Unit 1.2 – Phase changes

In order for a phase change to occur, there must be a change in energy. Heat can be given off by the compound or taken in depending which phase change it will undergo.

Endothermic reaction

When heat or energy from the surrounding enters the system (compound). The result would cause a loss of heat in the surrounding making it cooler than before.

Example of this is when barium hydroxide is reacted with ammonium thiocyanate. The exterior becomes “cold” because heat is taken away from the outside to enter the system for the reaction.

Another example is making ice cream with salt and ice. When salt causes the melting of the ice cubes, the process of melting is an endothermic reaction. The heat from the surrounding area, in this case, the liquid milk is taken away making the liquid milk drop in temperature.  The milk will eventually get below 0C to freeze into ice-cream.

Exothermic reaction

When heat is given off during the reaction to the surrounding area. This results in the warming of the surrounding area.

Example is when you mix sulfuric acid with water. The container / beaker will get warm because heat is given off.


Recall, solids are tightly packed, with high density and the particles vibrate in their own position. If energy is placed into the solid, the particles will gain more energy causing the vibrations to intensify. Once they vibrate faster, it will break apart the intermolecular attraction between the atoms causing the particles to enter the next phase.

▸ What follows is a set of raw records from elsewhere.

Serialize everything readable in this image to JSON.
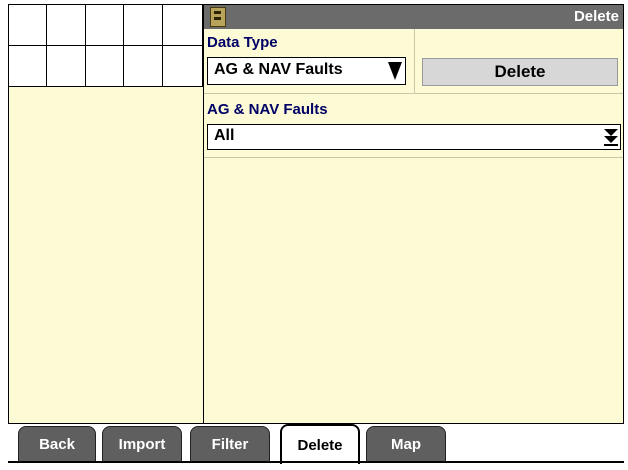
{
  "window": {
    "title": "Delete"
  },
  "data_type": {
    "label": "Data Type",
    "selected": "AG & NAV Faults"
  },
  "actions": {
    "delete_label": "Delete"
  },
  "faults": {
    "label": "AG & NAV Faults",
    "selected": "All"
  },
  "tabs": [
    {
      "label": "Back",
      "active": false
    },
    {
      "label": "Import",
      "active": false
    },
    {
      "label": "Filter",
      "active": false
    },
    {
      "label": "Delete",
      "active": true
    },
    {
      "label": "Map",
      "active": false
    }
  ],
  "colors": {
    "panel_bg": "#fcfbd6",
    "title_bar": "#6b6b6b",
    "label_text": "#000066",
    "tab_inactive": "#5f5f5f"
  },
  "icons": {
    "app": "data-manager-icon",
    "dropdown": "dropdown-arrow-icon"
  }
}
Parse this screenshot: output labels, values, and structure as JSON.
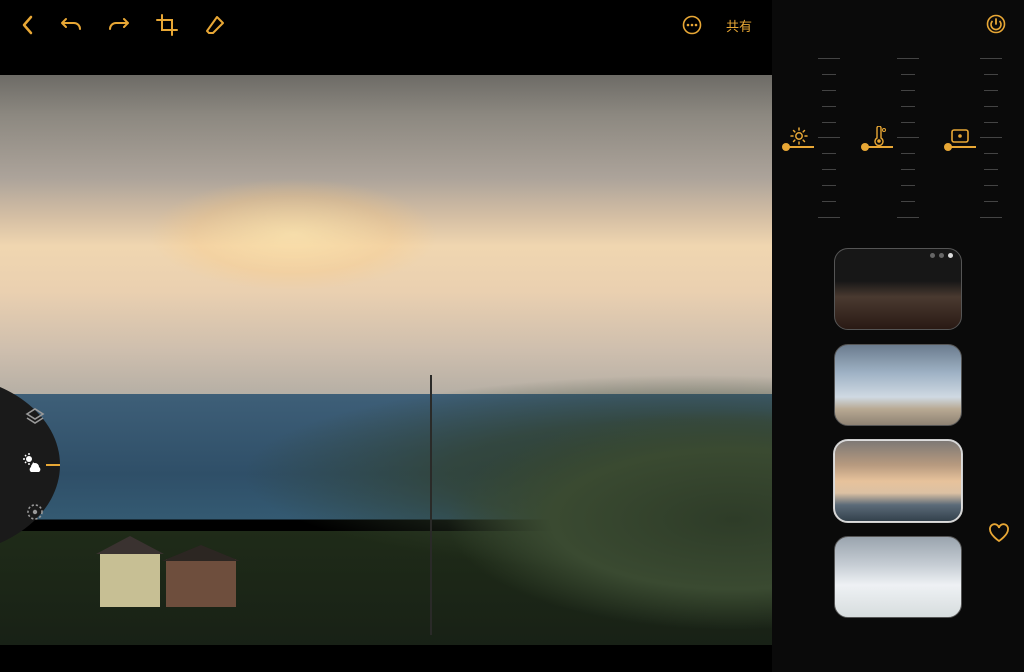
{
  "toolbar": {
    "back_icon": "back",
    "undo_icon": "undo",
    "redo_icon": "redo",
    "crop_icon": "crop",
    "erase_icon": "erase",
    "more_icon": "more",
    "share_label": "共有"
  },
  "wheel": {
    "items": [
      {
        "name": "layers-adjust-icon",
        "active": false
      },
      {
        "name": "sky-weather-icon",
        "active": true
      },
      {
        "name": "time-exposure-icon",
        "active": false
      }
    ]
  },
  "sidebar": {
    "power_icon": "power",
    "sliders": [
      {
        "name": "brightness",
        "icon": "sun-icon",
        "value_pct": 55
      },
      {
        "name": "temperature",
        "icon": "thermometer-icon",
        "value_pct": 55
      },
      {
        "name": "frame",
        "icon": "frame-icon",
        "value_pct": 55
      }
    ],
    "presets": [
      {
        "name": "preset-dusk-dark",
        "selected": false,
        "page_dot": 3
      },
      {
        "name": "preset-blue-sky",
        "selected": false
      },
      {
        "name": "preset-golden-clouds",
        "selected": true
      },
      {
        "name": "preset-overcast-bright",
        "selected": false
      }
    ],
    "favorite_icon": "heart"
  }
}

  • When energy is added, the particles become more excited and therefore move faster.
  • As they move faster, they collide more, causing the intermolecular forces to break down and a change of state results.
  • The energy being used is called kinetic energy
  • As a solid is heated (energy is absorbed), the forces of attraction between the particles of the crystal are slowly overcome, allowing some particles to move more freely.

Freezing Point

Freezing point is the opposite of melting point where liquid solidifies into a solid. In order for a liquid to change into a solid, the particles must slow down, thus, energy must be “taken out” or leave the system.

  • the temperature at which a liquid solidifies into a solid.
  • the particles begin to slow down and the forces of attraction between the particles, or intermolecular forces begin to increase and take hold. Energy is lost to the surroundings


Vaporization is when liquid is changed into gas. In order for vaporization and evaporation to occur, vapour pressure must be understood and defined.

Vapour pressure varies from liquid to liquid and varies with temperature. Vapour pressure is the pressure the liquid molecules exert to escape to the gas phase. In a closed container, there is not change in pressure inside the system. Thus, there is a dynamic equilibrium of liquid molecules entering the gas phase and gas phase condensing to the liquid phase. This dynamic equilibrium is the equal number of particles changing phases. We don’t normally see water suddenly boil or evaporate because our atmosphere has pressure. Our atmosphere contains air molecules that act as the atmospheric pressure. Therefore, the higher the atmospheric pressure, the more difficult for the liquid to vaporize. However, if the atmospheric were to lower, then there are less air molecules “sitting” on top of the liquid, making it easier for the liquid to vapourize.


Vaporization: is the endothermic (heat is put into the system or object) process by which a liquid changes to a gas or vapour

  • It includes evaporation and boiling.

Evaporation happens below the boiling point while boiling requires temperature (heat)

  • In order to understand evaporation and vapourization, vapour pressure must be understood.
  • In liquids, there is a pressure that is exerted from the molecules.
  • But the molecules (from the liquid) can’t vaporize because there is also air molecules keeping them in the phase.
  • In order for evaporation to occur, the molecules in the liquid must overcome the air molecule or air pressure. Thus, if the air pressure drops, evaporation can occur easier.
  • In boiling, heat is needed. Heat causes the molecules to move faster, thus exceeding the intermolecular forces, boils.


  • Evaporation occurs when some particles on the surface of the liquid have enough energy to overcome the forces of attraction between the liquid particles.
  • Evaporation takes the energy from the surroundings, excites molecules and eventually changes into vapor.

So explain why it feels cold when your body is wet?

Explain the why it feels cold when alcohol is placed on your hand? Also why it disappears faster than water? What can you conclude about the vapour pressure of alcohol compared to water?


  • Condensation: is the exothermic process by which a gas or vapour becomes a liquid
  • Vaporization and Condensation are said to be in a dynamic equilibrium with one another
  • This means that in a closed system,

the rate of vaporization = rate of condensation

  • In other words, the particles escaping as gas equal the particles returning as liquid
  • Therefore, the level of the liquid will not change at constant temperature.

Sublimation: is the endothermic change from a solid to a gas or vapour without passing through the liquid state

ex: dry ice (solid CO2) and solid iodine

Deposition: is the exothermic change directly from gas to solid skipping the liquid state.

ex: hoarfrost